If the Thunder takes the draft-and-stash route in next week's NBA Draft, this year's 24th overall selection likely will join another prospect on the Euro circuit whose draft rights are owned by Oklahoma City.
Tibor Pleiss is a name that's familiar to some and still perhaps foreign to most. But he's a potential key piece in the Thunder's future.
For those who aren't familiar, the Thunder acquired Pleiss, the 31st overall selection in the 2010 draft, following a series of draft-night trades. But rather than bring Pleiss over immediately, the organization allowed the 7-foot-1 German center to continue developing in his native country.
For those who already know about Pleiss, may we suggest to you to remain patient. Don't expect to see him in a Thunder uniform anytime soon. Whenever the curtain is lifted on the 2011-12 NBA season, Pleiss doesn't figure to be a part of it. It appears the big man who the Thunder thinks has big potential will stay overseas for additional seasoning.
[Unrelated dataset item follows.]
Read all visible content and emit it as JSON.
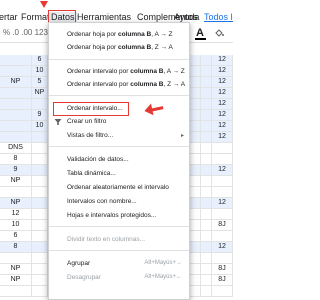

When asked about the plan for Pleiss, Thunder general manager Sam Presti did not provide exact details of the team's intentions. But listen to the GM discuss Pleiss' future and it sounds pretty clear that neither side is ready for him to make the jump.
“Tibor, we like,” Presti said. “We're in constant communication with him and following him. He's progressing well. We cannot speed up his development. We're excited for where he is. But we've got to let him be him. We'll continue to watch him this summer.”
Pleiss, who's played professionally overseas since he was 17 and will turn just 22 on Nov. 2, still has one more year on his contract with his overseas club, Brose Baskets. That gives the Thunder one more reason to leave Pleiss in Germany.
But there are plenty of others.
The Thunder will have just three open roster spots this summer. Nazr Mohammed, Daequan Cook and Robert Vaden are all free agents. Mohammed and Cook might return.
But Pleiss simply might not be ready for the NBA. Though he's listed at 242 pounds, Pleiss is still thin and needs to bulk up. His game is still far more finesse than power. Because big men historically take longer to develop than guards, it's no telling how soon Pleiss will improve his perceived weaknesses. And Pleiss has always been viewed as a long-term investment rather than a player who could provide an immediate impact.
In 10 regular season games with Brose this season, Pleiss averaged 6.7 points and 6.3 rebounds in 19 minutes. Not bad production considering the stronger emphasis on team play internationally.
Still, there might be expectations for Pleiss to chart the same course Serge Ibaka took. Ibaka was a relative unknown when the Thunder franchise selected him 24th overall in the 2008 draft. He played the following season in Spain before joining the Thunder and developing into a shot blocking force in just two seasons.
The two aren't comparable, though.
Ibaka had so much elite athleticism that he could hold his own and have an impact even as a raw rookie. Pleiss doesn't possess those same natural gifts to cover up his weaknesses and all that he doesn't know.
“One thing we have learned over the years is that everyone's development curve is drastically different,” Presti said. “And a lot of times it has to do with opportunity; different situations.”